═════ Data to use

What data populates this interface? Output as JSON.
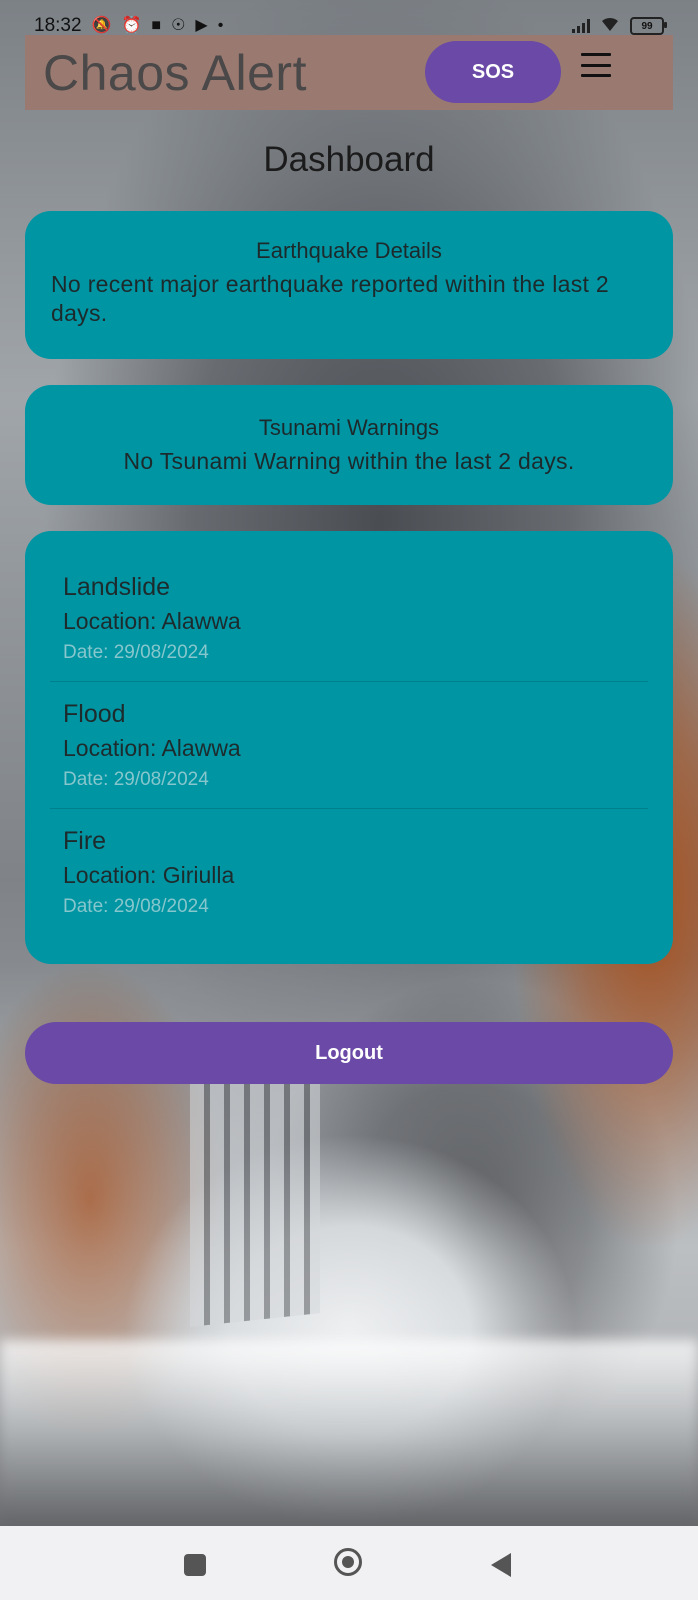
{
  "status_bar": {
    "time": "18:32",
    "battery": "99",
    "dot": "•"
  },
  "app_bar": {
    "title": "Chaos Alert",
    "sos_label": "SOS"
  },
  "page": {
    "title": "Dashboard"
  },
  "earthquake": {
    "heading": "Earthquake Details",
    "text": "No recent major earthquake reported within the last 2 days."
  },
  "tsunami": {
    "heading": "Tsunami Warnings",
    "text": "No Tsunami Warning within the last 2 days."
  },
  "incidents": [
    {
      "type": "Landslide",
      "location": "Location: Alawwa",
      "date": "Date: 29/08/2024"
    },
    {
      "type": "Flood",
      "location": "Location: Alawwa",
      "date": "Date: 29/08/2024"
    },
    {
      "type": "Fire",
      "location": "Location: Giriulla",
      "date": "Date: 29/08/2024"
    }
  ],
  "logout_label": "Logout",
  "colors": {
    "app_bar": "#9a7a70",
    "primary_button": "#6a4aa6",
    "card": "#0095a3"
  },
  "icons": {
    "status_left": [
      "mute-notifications-icon",
      "alarm-icon",
      "square-notification-icon",
      "location-icon",
      "game-controller-icon"
    ],
    "status_right": [
      "signal-icon",
      "wifi-icon",
      "battery-icon"
    ],
    "menu": "hamburger-menu-icon",
    "nav": [
      "recent-apps-icon",
      "home-icon",
      "back-icon"
    ]
  }
}
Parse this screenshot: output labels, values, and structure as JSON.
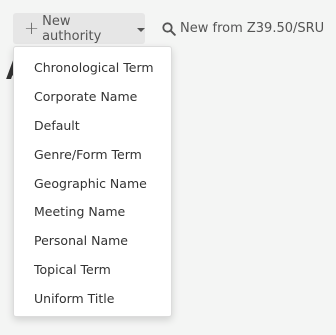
{
  "toolbar": {
    "new_authority_label": "New authority",
    "z3950_label": "New from Z39.50/SRU"
  },
  "heading_peek": "A",
  "dropdown": {
    "items": [
      {
        "label": "Chronological Term"
      },
      {
        "label": "Corporate Name"
      },
      {
        "label": "Default"
      },
      {
        "label": "Genre/Form Term"
      },
      {
        "label": "Geographic Name"
      },
      {
        "label": "Meeting Name"
      },
      {
        "label": "Personal Name"
      },
      {
        "label": "Topical Term"
      },
      {
        "label": "Uniform Title"
      }
    ]
  },
  "icons": {
    "plus": "plus-icon",
    "caret": "caret-down-icon",
    "search": "search-icon"
  },
  "colors": {
    "page_background": "#f4f5f4",
    "button_background": "#e6e6e6",
    "menu_background": "#ffffff",
    "text": "#333333"
  }
}
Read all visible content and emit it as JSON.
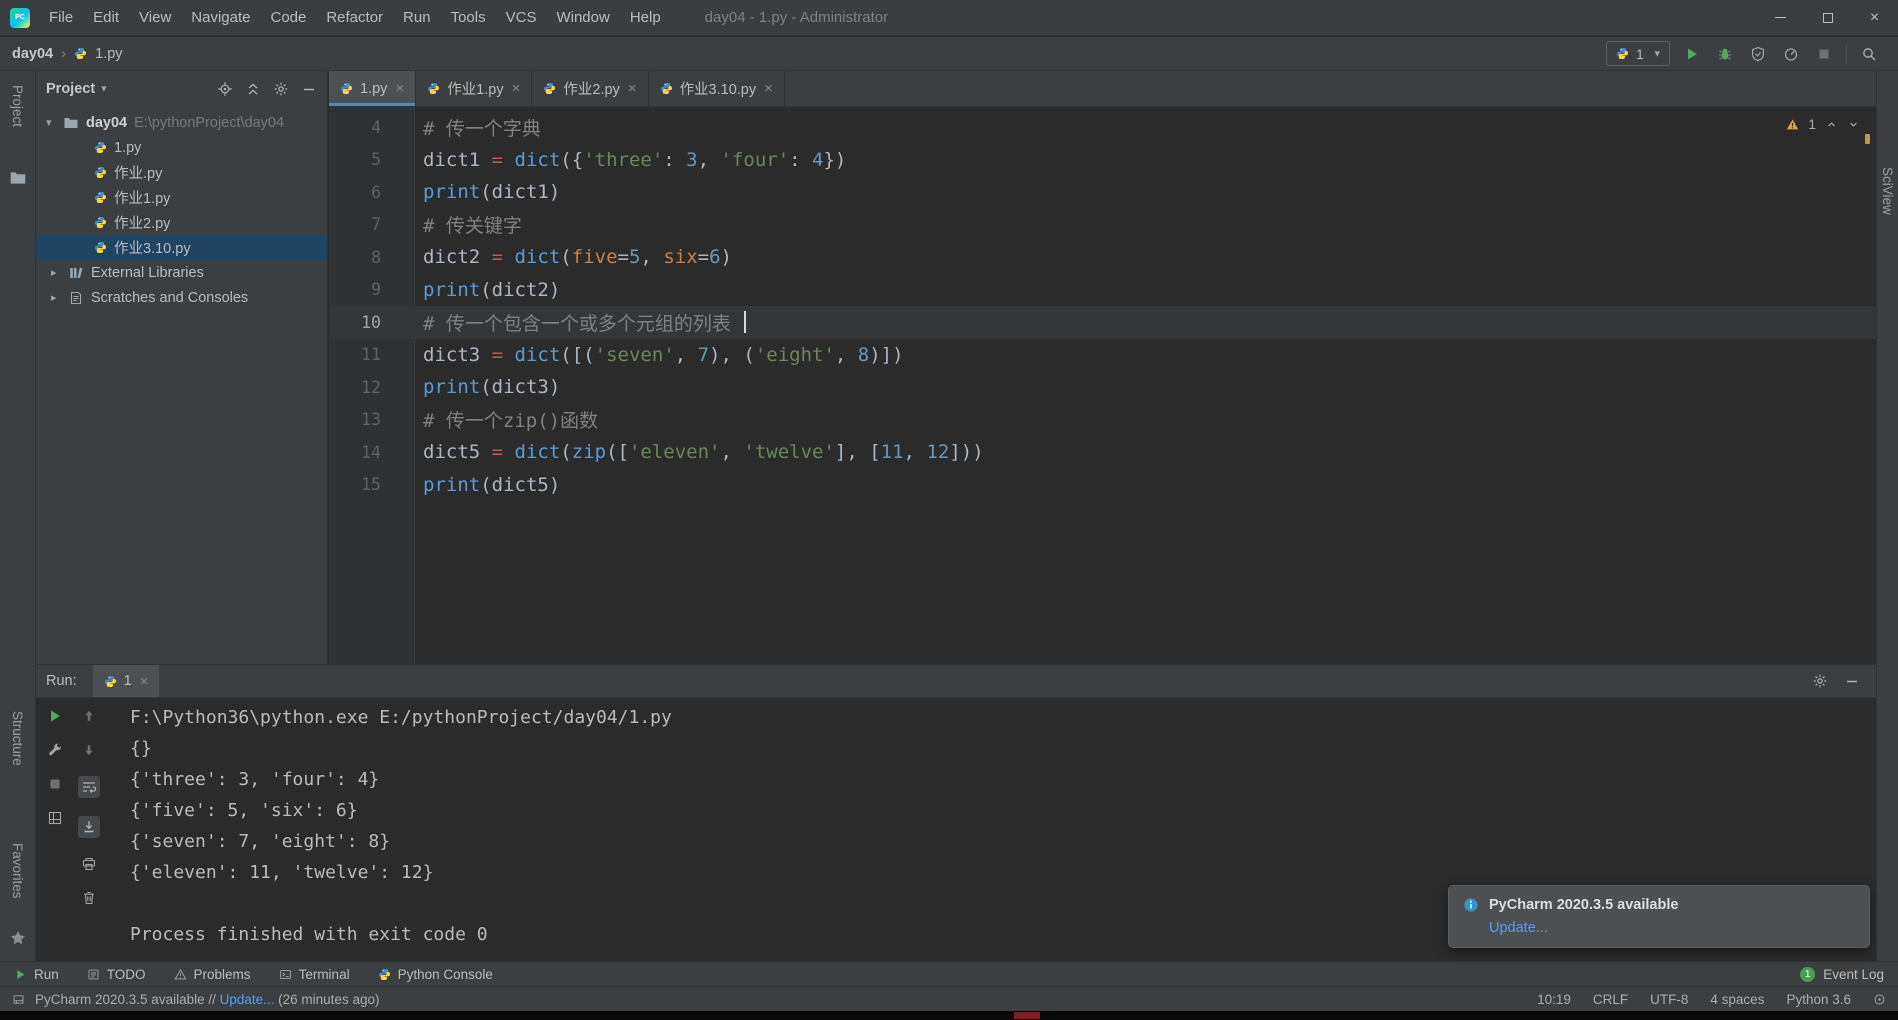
{
  "window": {
    "title": "day04 - 1.py - Administrator",
    "logo_text": "PC",
    "menus": [
      "File",
      "Edit",
      "View",
      "Navigate",
      "Code",
      "Refactor",
      "Run",
      "Tools",
      "VCS",
      "Window",
      "Help"
    ]
  },
  "icons": {
    "close": "×",
    "dropdown": "▾",
    "breadcrumb_sep": "›",
    "chevron_expanded": "▾",
    "chevron_collapsed": "▸"
  },
  "toolbar": {
    "breadcrumbs": [
      "day04",
      "1.py"
    ],
    "run_config": "1"
  },
  "stripes": {
    "left": [
      "Project",
      "Structure",
      "Favorites"
    ],
    "right": [
      "SciView"
    ]
  },
  "project_panel": {
    "title": "Project",
    "root_name": "day04",
    "root_path": "E:\\pythonProject\\day04",
    "files": [
      "1.py",
      "作业.py",
      "作业1.py",
      "作业2.py",
      "作业3.10.py"
    ],
    "selected_index": 4,
    "special": [
      "External Libraries",
      "Scratches and Consoles"
    ]
  },
  "tabs": [
    {
      "label": "1.py",
      "active": true
    },
    {
      "label": "作业1.py",
      "active": false
    },
    {
      "label": "作业2.py",
      "active": false
    },
    {
      "label": "作业3.10.py",
      "active": false
    }
  ],
  "editor": {
    "warning_count": "1",
    "current_line": 10,
    "token_colors": {
      "plain": "#A9B7C6",
      "comment": "#808080",
      "string": "#6A8759",
      "number": "#6897BB",
      "builtin": "#5C9BD6",
      "assign": "#C75450",
      "kwarg": "#C77F4F"
    },
    "lines": [
      {
        "num": 4,
        "tokens": [
          {
            "t": "# 传一个字典",
            "c": "comment"
          }
        ]
      },
      {
        "num": 5,
        "tokens": [
          {
            "t": "dict1 ",
            "c": "plain"
          },
          {
            "t": "= ",
            "c": "assign"
          },
          {
            "t": "dict",
            "c": "builtin"
          },
          {
            "t": "({",
            "c": "plain"
          },
          {
            "t": "'three'",
            "c": "string"
          },
          {
            "t": ": ",
            "c": "plain"
          },
          {
            "t": "3",
            "c": "number"
          },
          {
            "t": ", ",
            "c": "plain"
          },
          {
            "t": "'four'",
            "c": "string"
          },
          {
            "t": ": ",
            "c": "plain"
          },
          {
            "t": "4",
            "c": "number"
          },
          {
            "t": "})",
            "c": "plain"
          }
        ]
      },
      {
        "num": 6,
        "tokens": [
          {
            "t": "print",
            "c": "builtin"
          },
          {
            "t": "(dict1)",
            "c": "plain"
          }
        ]
      },
      {
        "num": 7,
        "tokens": [
          {
            "t": "# 传关键字",
            "c": "comment"
          }
        ]
      },
      {
        "num": 8,
        "tokens": [
          {
            "t": "dict2 ",
            "c": "plain"
          },
          {
            "t": "= ",
            "c": "assign"
          },
          {
            "t": "dict",
            "c": "builtin"
          },
          {
            "t": "(",
            "c": "plain"
          },
          {
            "t": "five",
            "c": "kwarg"
          },
          {
            "t": "=",
            "c": "plain"
          },
          {
            "t": "5",
            "c": "number"
          },
          {
            "t": ", ",
            "c": "plain"
          },
          {
            "t": "six",
            "c": "kwarg"
          },
          {
            "t": "=",
            "c": "plain"
          },
          {
            "t": "6",
            "c": "number"
          },
          {
            "t": ")",
            "c": "plain"
          }
        ]
      },
      {
        "num": 9,
        "tokens": [
          {
            "t": "print",
            "c": "builtin"
          },
          {
            "t": "(dict2)",
            "c": "plain"
          }
        ]
      },
      {
        "num": 10,
        "caret": true,
        "tokens": [
          {
            "t": "# 传一个包含一个或多个元组的列表 ",
            "c": "comment"
          }
        ]
      },
      {
        "num": 11,
        "tokens": [
          {
            "t": "dict3 ",
            "c": "plain"
          },
          {
            "t": "= ",
            "c": "assign"
          },
          {
            "t": "dict",
            "c": "builtin"
          },
          {
            "t": "([(",
            "c": "plain"
          },
          {
            "t": "'seven'",
            "c": "string"
          },
          {
            "t": ", ",
            "c": "plain"
          },
          {
            "t": "7",
            "c": "number"
          },
          {
            "t": "), (",
            "c": "plain"
          },
          {
            "t": "'eight'",
            "c": "string"
          },
          {
            "t": ", ",
            "c": "plain"
          },
          {
            "t": "8",
            "c": "number"
          },
          {
            "t": ")])",
            "c": "plain"
          }
        ]
      },
      {
        "num": 12,
        "tokens": [
          {
            "t": "print",
            "c": "builtin"
          },
          {
            "t": "(dict3)",
            "c": "plain"
          }
        ]
      },
      {
        "num": 13,
        "tokens": [
          {
            "t": "# 传一个zip()函数",
            "c": "comment"
          }
        ]
      },
      {
        "num": 14,
        "tokens": [
          {
            "t": "dict5 ",
            "c": "plain"
          },
          {
            "t": "= ",
            "c": "assign"
          },
          {
            "t": "dict",
            "c": "builtin"
          },
          {
            "t": "(",
            "c": "plain"
          },
          {
            "t": "zip",
            "c": "builtin"
          },
          {
            "t": "([",
            "c": "plain"
          },
          {
            "t": "'eleven'",
            "c": "string"
          },
          {
            "t": ", ",
            "c": "plain"
          },
          {
            "t": "'twelve'",
            "c": "string"
          },
          {
            "t": "], [",
            "c": "plain"
          },
          {
            "t": "11",
            "c": "number"
          },
          {
            "t": ", ",
            "c": "plain"
          },
          {
            "t": "12",
            "c": "number"
          },
          {
            "t": "]))",
            "c": "plain"
          }
        ]
      },
      {
        "num": 15,
        "tokens": [
          {
            "t": "print",
            "c": "builtin"
          },
          {
            "t": "(dict5)",
            "c": "plain"
          }
        ]
      }
    ]
  },
  "run": {
    "label": "Run:",
    "tab": "1",
    "console": [
      "F:\\Python36\\python.exe E:/pythonProject/day04/1.py",
      "{}",
      "{'three': 3, 'four': 4}",
      "{'five': 5, 'six': 6}",
      "{'seven': 7, 'eight': 8}",
      "{'eleven': 11, 'twelve': 12}",
      "",
      "Process finished with exit code 0"
    ]
  },
  "notification": {
    "title": "PyCharm 2020.3.5 available",
    "action": "Update..."
  },
  "bottom_bar": {
    "items": [
      {
        "label": "Run",
        "icon": "play"
      },
      {
        "label": "TODO",
        "icon": "todo"
      },
      {
        "label": "Problems",
        "icon": "problems"
      },
      {
        "label": "Terminal",
        "icon": "terminal"
      },
      {
        "label": "Python Console",
        "icon": "py"
      }
    ],
    "event_log": {
      "badge": "1",
      "label": "Event Log"
    }
  },
  "status_bar": {
    "message_prefix": "PyCharm 2020.3.5 available // ",
    "message_link": "Update...",
    "message_suffix": " (26 minutes ago)",
    "caret_position": "10:19",
    "line_ending": "CRLF",
    "encoding": "UTF-8",
    "indent": "4 spaces",
    "interpreter": "Python 3.6"
  },
  "colors": {
    "accent_blue": "#4A88C7",
    "tree_selection": "#204563",
    "link_blue": "#589DF6",
    "run_green": "#4FA85C",
    "warning_yellow": "#D9A343"
  }
}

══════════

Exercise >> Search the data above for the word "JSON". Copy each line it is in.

Task output >>
What data populates this interface? Output as JSON.
Parse this screenshot: output labels, values, and structure as JSON.
Read all visible content and emit it as JSON.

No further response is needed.